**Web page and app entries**
=== Begin Enclosure ===

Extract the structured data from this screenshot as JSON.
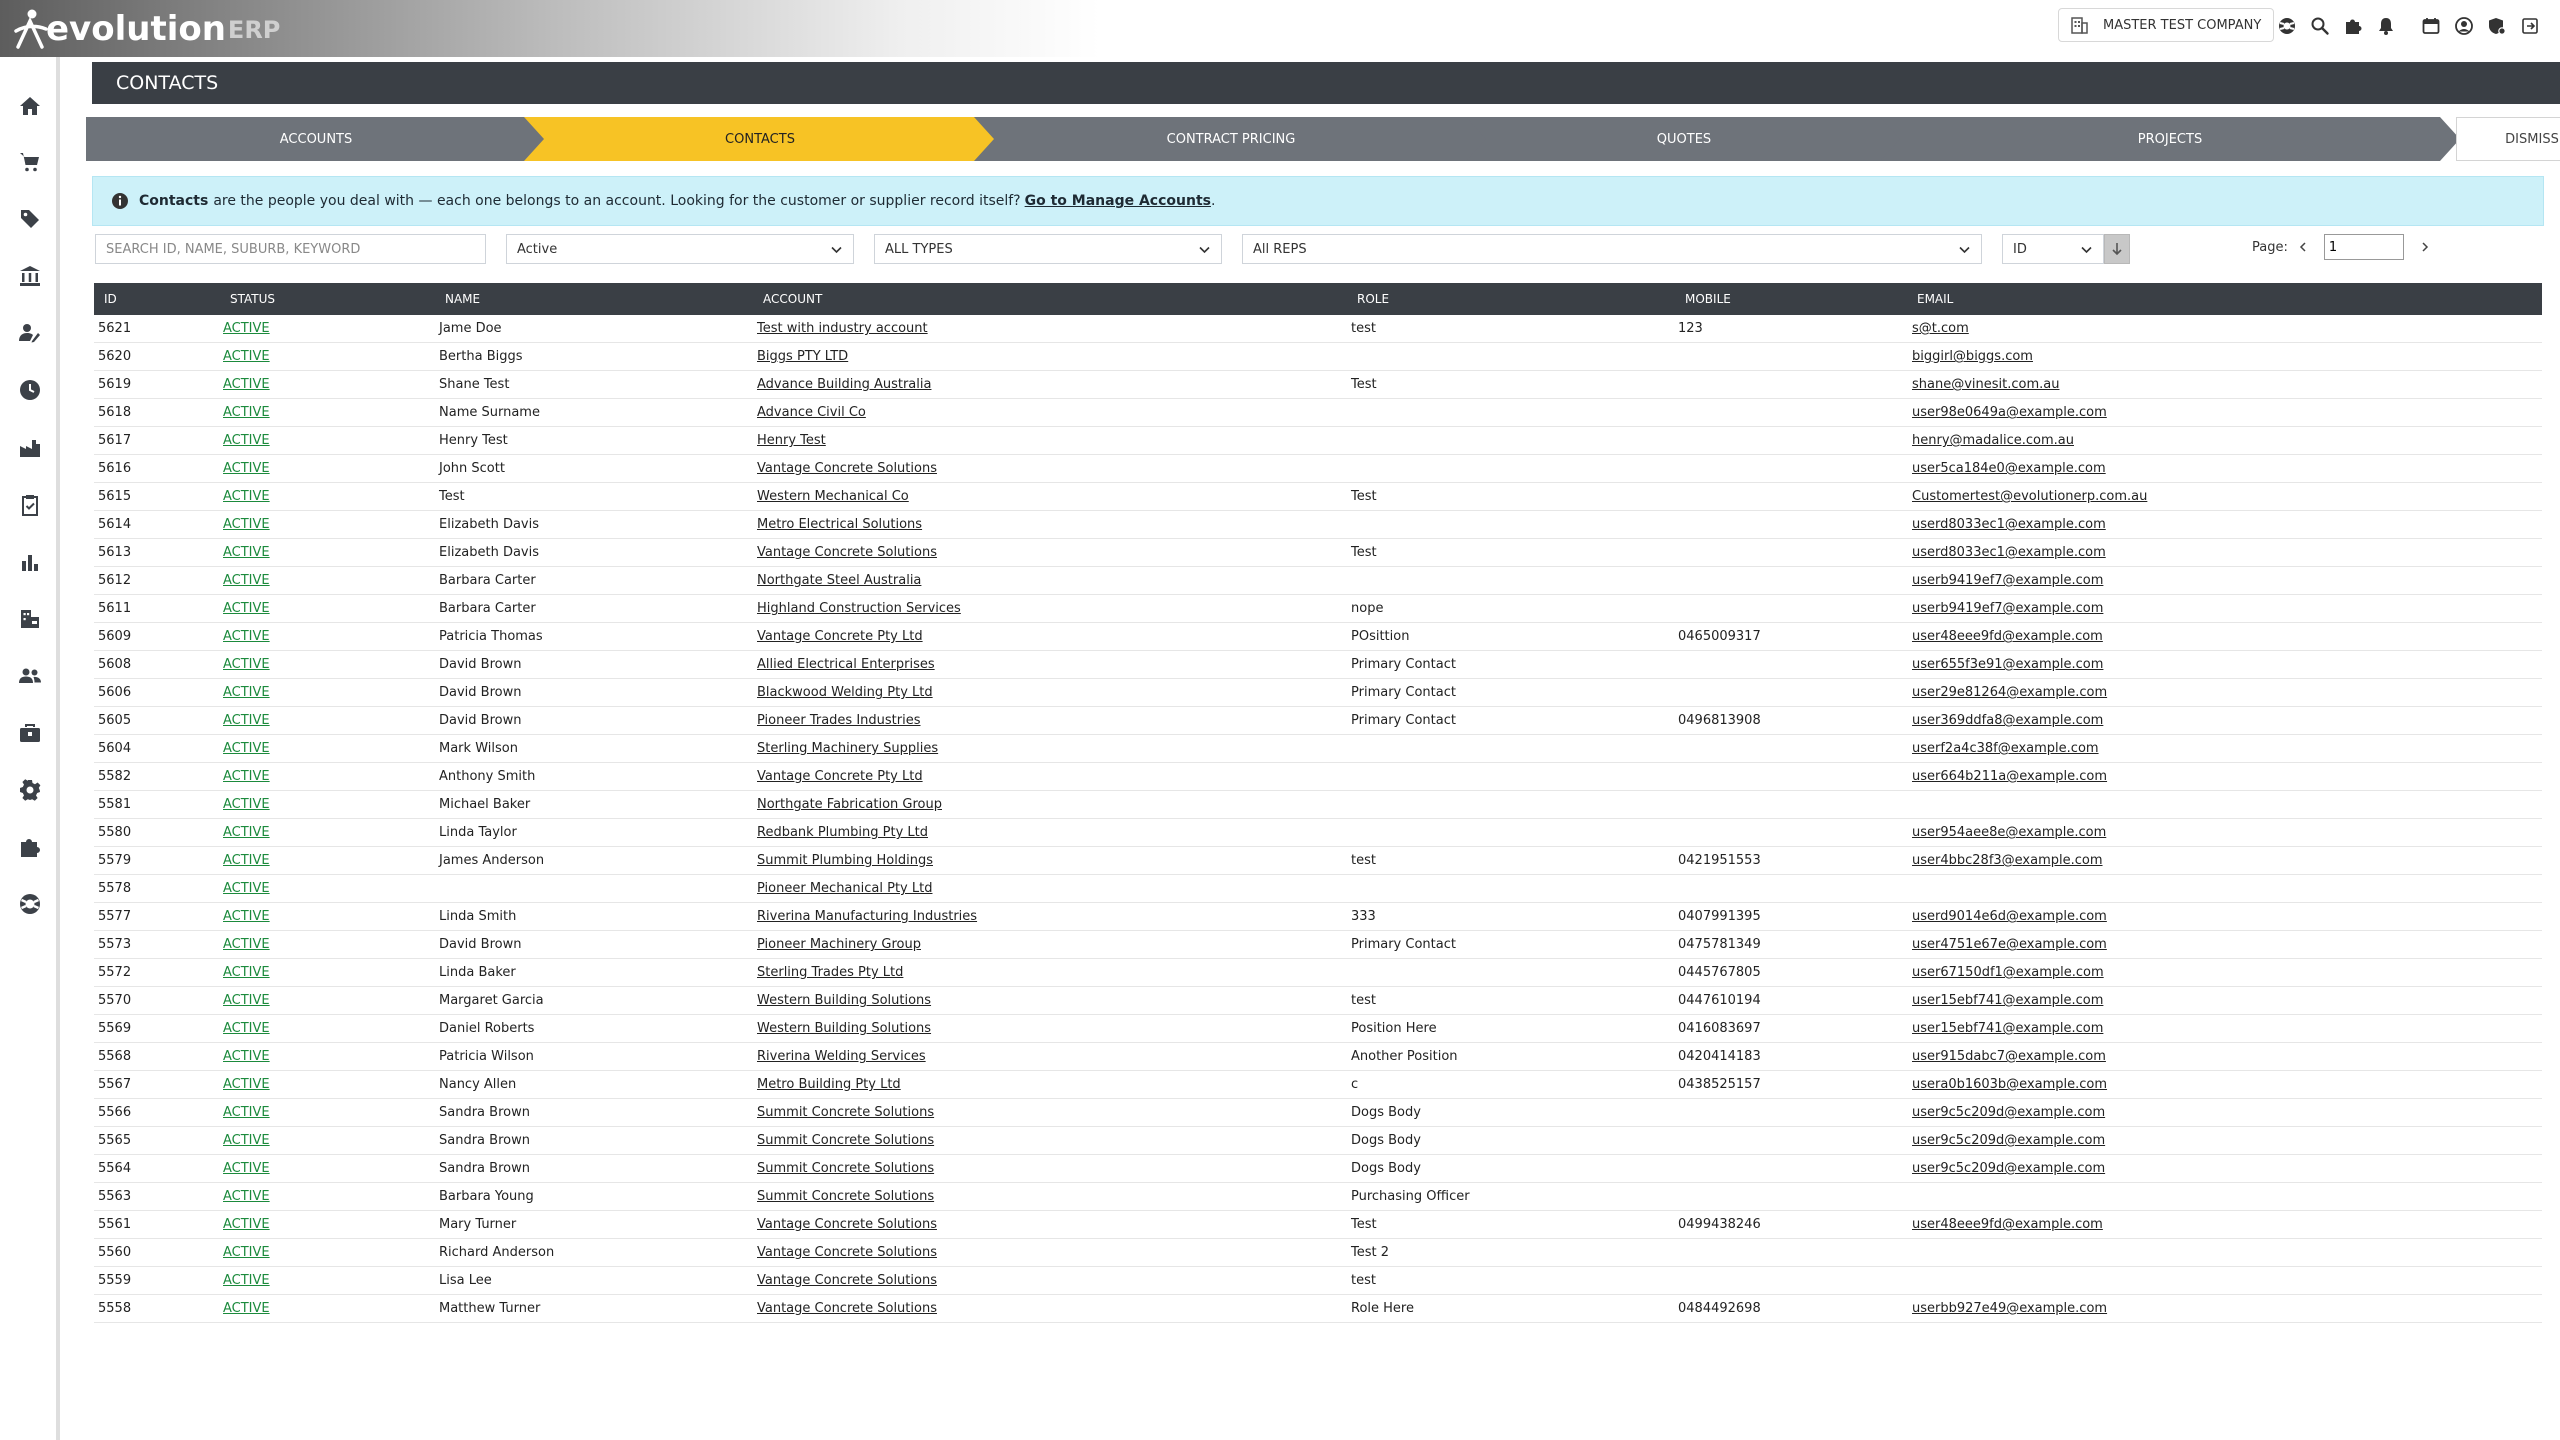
{
  "header": {
    "logo_text": "evolution",
    "logo_suffix": "ERP",
    "company": "MASTER TEST COMPANY"
  },
  "page": {
    "title": "CONTACTS"
  },
  "steps": [
    {
      "label": "ACCOUNTS",
      "active": false
    },
    {
      "label": "CONTACTS",
      "active": true
    },
    {
      "label": "CONTRACT PRICING",
      "active": false
    },
    {
      "label": "QUOTES",
      "active": false
    },
    {
      "label": "PROJECTS",
      "active": false
    }
  ],
  "dismiss_label": "DISMISS",
  "banner": {
    "bold": "Contacts",
    "text": "are the people you deal with — each one belongs to an account. Looking for the customer or supplier record itself?",
    "link": "Go to Manage Accounts",
    "end": "."
  },
  "filters": {
    "search_placeholder": "SEARCH ID, NAME, SUBURB, KEYWORD",
    "status": "Active",
    "type": "ALL TYPES",
    "reps": "All REPS",
    "sort": "ID"
  },
  "pager": {
    "label": "Page:",
    "value": "1"
  },
  "table": {
    "columns": [
      "ID",
      "STATUS",
      "NAME",
      "ACCOUNT",
      "ROLE",
      "MOBILE",
      "EMAIL"
    ],
    "rows": [
      [
        "5621",
        "ACTIVE",
        "Jame Doe",
        "Test with industry account",
        "test",
        "123",
        "s@t.com"
      ],
      [
        "5620",
        "ACTIVE",
        "Bertha Biggs",
        "Biggs PTY LTD",
        "",
        "",
        "biggirl@biggs.com"
      ],
      [
        "5619",
        "ACTIVE",
        "Shane Test",
        "Advance Building Australia",
        "Test",
        "",
        "shane@vinesit.com.au"
      ],
      [
        "5618",
        "ACTIVE",
        "Name Surname",
        "Advance Civil Co",
        "",
        "",
        "user98e0649a@example.com"
      ],
      [
        "5617",
        "ACTIVE",
        "Henry Test",
        "Henry Test",
        "",
        "",
        "henry@madalice.com.au"
      ],
      [
        "5616",
        "ACTIVE",
        "John Scott",
        "Vantage Concrete Solutions",
        "",
        "",
        "user5ca184e0@example.com"
      ],
      [
        "5615",
        "ACTIVE",
        "Test",
        "Western Mechanical Co",
        "Test",
        "",
        "Customertest@evolutionerp.com.au"
      ],
      [
        "5614",
        "ACTIVE",
        "Elizabeth Davis",
        "Metro Electrical Solutions",
        "",
        "",
        "userd8033ec1@example.com"
      ],
      [
        "5613",
        "ACTIVE",
        "Elizabeth Davis",
        "Vantage Concrete Solutions",
        "Test",
        "",
        "userd8033ec1@example.com"
      ],
      [
        "5612",
        "ACTIVE",
        "Barbara Carter",
        "Northgate Steel Australia",
        "",
        "",
        "userb9419ef7@example.com"
      ],
      [
        "5611",
        "ACTIVE",
        "Barbara Carter",
        "Highland Construction Services",
        "nope",
        "",
        "userb9419ef7@example.com"
      ],
      [
        "5609",
        "ACTIVE",
        "Patricia Thomas",
        "Vantage Concrete Pty Ltd",
        "POsittion",
        "0465009317",
        "user48eee9fd@example.com"
      ],
      [
        "5608",
        "ACTIVE",
        "David Brown",
        "Allied Electrical Enterprises",
        "Primary Contact",
        "",
        "user655f3e91@example.com"
      ],
      [
        "5606",
        "ACTIVE",
        "David Brown",
        "Blackwood Welding Pty Ltd",
        "Primary Contact",
        "",
        "user29e81264@example.com"
      ],
      [
        "5605",
        "ACTIVE",
        "David Brown",
        "Pioneer Trades Industries",
        "Primary Contact",
        "0496813908",
        "user369ddfa8@example.com"
      ],
      [
        "5604",
        "ACTIVE",
        "Mark Wilson",
        "Sterling Machinery Supplies",
        "",
        "",
        "userf2a4c38f@example.com"
      ],
      [
        "5582",
        "ACTIVE",
        "Anthony Smith",
        "Vantage Concrete Pty Ltd",
        "",
        "",
        "user664b211a@example.com"
      ],
      [
        "5581",
        "ACTIVE",
        "Michael Baker",
        "Northgate Fabrication Group",
        "",
        "",
        ""
      ],
      [
        "5580",
        "ACTIVE",
        "Linda Taylor",
        "Redbank Plumbing Pty Ltd",
        "",
        "",
        "user954aee8e@example.com"
      ],
      [
        "5579",
        "ACTIVE",
        "James Anderson",
        "Summit Plumbing Holdings",
        "test",
        "0421951553",
        "user4bbc28f3@example.com"
      ],
      [
        "5578",
        "ACTIVE",
        "",
        "Pioneer Mechanical Pty Ltd",
        "",
        "",
        ""
      ],
      [
        "5577",
        "ACTIVE",
        "Linda Smith",
        "Riverina Manufacturing Industries",
        "333",
        "0407991395",
        "userd9014e6d@example.com"
      ],
      [
        "5573",
        "ACTIVE",
        "David Brown",
        "Pioneer Machinery Group",
        "Primary Contact",
        "0475781349",
        "user4751e67e@example.com"
      ],
      [
        "5572",
        "ACTIVE",
        "Linda Baker",
        "Sterling Trades Pty Ltd",
        "",
        "0445767805",
        "user67150df1@example.com"
      ],
      [
        "5570",
        "ACTIVE",
        "Margaret Garcia",
        "Western Building Solutions",
        "test",
        "0447610194",
        "user15ebf741@example.com"
      ],
      [
        "5569",
        "ACTIVE",
        "Daniel Roberts",
        "Western Building Solutions",
        "Position Here",
        "0416083697",
        "user15ebf741@example.com"
      ],
      [
        "5568",
        "ACTIVE",
        "Patricia Wilson",
        "Riverina Welding Services",
        "Another Position",
        "0420414183",
        "user915dabc7@example.com"
      ],
      [
        "5567",
        "ACTIVE",
        "Nancy Allen",
        "Metro Building Pty Ltd",
        "c",
        "0438525157",
        "usera0b1603b@example.com"
      ],
      [
        "5566",
        "ACTIVE",
        "Sandra Brown",
        "Summit Concrete Solutions",
        "Dogs Body",
        "",
        "user9c5c209d@example.com"
      ],
      [
        "5565",
        "ACTIVE",
        "Sandra Brown",
        "Summit Concrete Solutions",
        "Dogs Body",
        "",
        "user9c5c209d@example.com"
      ],
      [
        "5564",
        "ACTIVE",
        "Sandra Brown",
        "Summit Concrete Solutions",
        "Dogs Body",
        "",
        "user9c5c209d@example.com"
      ],
      [
        "5563",
        "ACTIVE",
        "Barbara Young",
        "Summit Concrete Solutions",
        "Purchasing Officer",
        "",
        ""
      ],
      [
        "5561",
        "ACTIVE",
        "Mary Turner",
        "Vantage Concrete Solutions",
        "Test",
        "0499438246",
        "user48eee9fd@example.com"
      ],
      [
        "5560",
        "ACTIVE",
        "Richard Anderson",
        "Vantage Concrete Solutions",
        "Test 2",
        "",
        ""
      ],
      [
        "5559",
        "ACTIVE",
        "Lisa Lee",
        "Vantage Concrete Solutions",
        "test",
        "",
        ""
      ],
      [
        "5558",
        "ACTIVE",
        "Matthew Turner",
        "Vantage Concrete Solutions",
        "Role Here",
        "0484492698",
        "userbb927e49@example.com"
      ]
    ]
  },
  "colors": {
    "dark": "#3a3f45",
    "step_inactive": "#6e737a",
    "step_active": "#f7c325",
    "status_green": "#1b8a3c",
    "banner_bg": "#cdf1f9"
  },
  "sidebar_icons": [
    "home-icon",
    "cart-icon",
    "tag-icon",
    "bank-icon",
    "user-edit-icon",
    "clock-icon",
    "factory-icon",
    "clipboard-check-icon",
    "bar-chart-icon",
    "building-truck-icon",
    "users-icon",
    "toolbox-icon",
    "gear-icon",
    "puzzle-icon",
    "lifebuoy-icon"
  ]
}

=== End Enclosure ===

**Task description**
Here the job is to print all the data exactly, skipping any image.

**Solution for this problem**
Extract the structured data from this screenshot as JSON.
{
  "header": {
    "logo_text": "evolution",
    "logo_suffix": "ERP",
    "company": "MASTER TEST COMPANY"
  },
  "page": {
    "title": "CONTACTS"
  },
  "steps": [
    {
      "label": "ACCOUNTS",
      "active": false
    },
    {
      "label": "CONTACTS",
      "active": true
    },
    {
      "label": "CONTRACT PRICING",
      "active": false
    },
    {
      "label": "QUOTES",
      "active": false
    },
    {
      "label": "PROJECTS",
      "active": false
    }
  ],
  "dismiss_label": "DISMISS",
  "banner": {
    "bold": "Contacts",
    "text": "are the people you deal with — each one belongs to an account. Looking for the customer or supplier record itself?",
    "link": "Go to Manage Accounts",
    "end": "."
  },
  "filters": {
    "search_placeholder": "SEARCH ID, NAME, SUBURB, KEYWORD",
    "status": "Active",
    "type": "ALL TYPES",
    "reps": "All REPS",
    "sort": "ID"
  },
  "pager": {
    "label": "Page:",
    "value": "1"
  },
  "table": {
    "columns": [
      "ID",
      "STATUS",
      "NAME",
      "ACCOUNT",
      "ROLE",
      "MOBILE",
      "EMAIL"
    ],
    "rows": [
      [
        "5621",
        "ACTIVE",
        "Jame Doe",
        "Test with industry account",
        "test",
        "123",
        "s@t.com"
      ],
      [
        "5620",
        "ACTIVE",
        "Bertha Biggs",
        "Biggs PTY LTD",
        "",
        "",
        "biggirl@biggs.com"
      ],
      [
        "5619",
        "ACTIVE",
        "Shane Test",
        "Advance Building Australia",
        "Test",
        "",
        "shane@vinesit.com.au"
      ],
      [
        "5618",
        "ACTIVE",
        "Name Surname",
        "Advance Civil Co",
        "",
        "",
        "user98e0649a@example.com"
      ],
      [
        "5617",
        "ACTIVE",
        "Henry Test",
        "Henry Test",
        "",
        "",
        "henry@madalice.com.au"
      ],
      [
        "5616",
        "ACTIVE",
        "John Scott",
        "Vantage Concrete Solutions",
        "",
        "",
        "user5ca184e0@example.com"
      ],
      [
        "5615",
        "ACTIVE",
        "Test",
        "Western Mechanical Co",
        "Test",
        "",
        "Customertest@evolutionerp.com.au"
      ],
      [
        "5614",
        "ACTIVE",
        "Elizabeth Davis",
        "Metro Electrical Solutions",
        "",
        "",
        "userd8033ec1@example.com"
      ],
      [
        "5613",
        "ACTIVE",
        "Elizabeth Davis",
        "Vantage Concrete Solutions",
        "Test",
        "",
        "userd8033ec1@example.com"
      ],
      [
        "5612",
        "ACTIVE",
        "Barbara Carter",
        "Northgate Steel Australia",
        "",
        "",
        "userb9419ef7@example.com"
      ],
      [
        "5611",
        "ACTIVE",
        "Barbara Carter",
        "Highland Construction Services",
        "nope",
        "",
        "userb9419ef7@example.com"
      ],
      [
        "5609",
        "ACTIVE",
        "Patricia Thomas",
        "Vantage Concrete Pty Ltd",
        "POsittion",
        "0465009317",
        "user48eee9fd@example.com"
      ],
      [
        "5608",
        "ACTIVE",
        "David Brown",
        "Allied Electrical Enterprises",
        "Primary Contact",
        "",
        "user655f3e91@example.com"
      ],
      [
        "5606",
        "ACTIVE",
        "David Brown",
        "Blackwood Welding Pty Ltd",
        "Primary Contact",
        "",
        "user29e81264@example.com"
      ],
      [
        "5605",
        "ACTIVE",
        "David Brown",
        "Pioneer Trades Industries",
        "Primary Contact",
        "0496813908",
        "user369ddfa8@example.com"
      ],
      [
        "5604",
        "ACTIVE",
        "Mark Wilson",
        "Sterling Machinery Supplies",
        "",
        "",
        "userf2a4c38f@example.com"
      ],
      [
        "5582",
        "ACTIVE",
        "Anthony Smith",
        "Vantage Concrete Pty Ltd",
        "",
        "",
        "user664b211a@example.com"
      ],
      [
        "5581",
        "ACTIVE",
        "Michael Baker",
        "Northgate Fabrication Group",
        "",
        "",
        ""
      ],
      [
        "5580",
        "ACTIVE",
        "Linda Taylor",
        "Redbank Plumbing Pty Ltd",
        "",
        "",
        "user954aee8e@example.com"
      ],
      [
        "5579",
        "ACTIVE",
        "James Anderson",
        "Summit Plumbing Holdings",
        "test",
        "0421951553",
        "user4bbc28f3@example.com"
      ],
      [
        "5578",
        "ACTIVE",
        "",
        "Pioneer Mechanical Pty Ltd",
        "",
        "",
        ""
      ],
      [
        "5577",
        "ACTIVE",
        "Linda Smith",
        "Riverina Manufacturing Industries",
        "333",
        "0407991395",
        "userd9014e6d@example.com"
      ],
      [
        "5573",
        "ACTIVE",
        "David Brown",
        "Pioneer Machinery Group",
        "Primary Contact",
        "0475781349",
        "user4751e67e@example.com"
      ],
      [
        "5572",
        "ACTIVE",
        "Linda Baker",
        "Sterling Trades Pty Ltd",
        "",
        "0445767805",
        "user67150df1@example.com"
      ],
      [
        "5570",
        "ACTIVE",
        "Margaret Garcia",
        "Western Building Solutions",
        "test",
        "0447610194",
        "user15ebf741@example.com"
      ],
      [
        "5569",
        "ACTIVE",
        "Daniel Roberts",
        "Western Building Solutions",
        "Position Here",
        "0416083697",
        "user15ebf741@example.com"
      ],
      [
        "5568",
        "ACTIVE",
        "Patricia Wilson",
        "Riverina Welding Services",
        "Another Position",
        "0420414183",
        "user915dabc7@example.com"
      ],
      [
        "5567",
        "ACTIVE",
        "Nancy Allen",
        "Metro Building Pty Ltd",
        "c",
        "0438525157",
        "usera0b1603b@example.com"
      ],
      [
        "5566",
        "ACTIVE",
        "Sandra Brown",
        "Summit Concrete Solutions",
        "Dogs Body",
        "",
        "user9c5c209d@example.com"
      ],
      [
        "5565",
        "ACTIVE",
        "Sandra Brown",
        "Summit Concrete Solutions",
        "Dogs Body",
        "",
        "user9c5c209d@example.com"
      ],
      [
        "5564",
        "ACTIVE",
        "Sandra Brown",
        "Summit Concrete Solutions",
        "Dogs Body",
        "",
        "user9c5c209d@example.com"
      ],
      [
        "5563",
        "ACTIVE",
        "Barbara Young",
        "Summit Concrete Solutions",
        "Purchasing Officer",
        "",
        ""
      ],
      [
        "5561",
        "ACTIVE",
        "Mary Turner",
        "Vantage Concrete Solutions",
        "Test",
        "0499438246",
        "user48eee9fd@example.com"
      ],
      [
        "5560",
        "ACTIVE",
        "Richard Anderson",
        "Vantage Concrete Solutions",
        "Test 2",
        "",
        ""
      ],
      [
        "5559",
        "ACTIVE",
        "Lisa Lee",
        "Vantage Concrete Solutions",
        "test",
        "",
        ""
      ],
      [
        "5558",
        "ACTIVE",
        "Matthew Turner",
        "Vantage Concrete Solutions",
        "Role Here",
        "0484492698",
        "userbb927e49@example.com"
      ]
    ]
  },
  "colors": {
    "dark": "#3a3f45",
    "step_inactive": "#6e737a",
    "step_active": "#f7c325",
    "status_green": "#1b8a3c",
    "banner_bg": "#cdf1f9"
  },
  "sidebar_icons": [
    "home-icon",
    "cart-icon",
    "tag-icon",
    "bank-icon",
    "user-edit-icon",
    "clock-icon",
    "factory-icon",
    "clipboard-check-icon",
    "bar-chart-icon",
    "building-truck-icon",
    "users-icon",
    "toolbox-icon",
    "gear-icon",
    "puzzle-icon",
    "lifebuoy-icon"
  ]
}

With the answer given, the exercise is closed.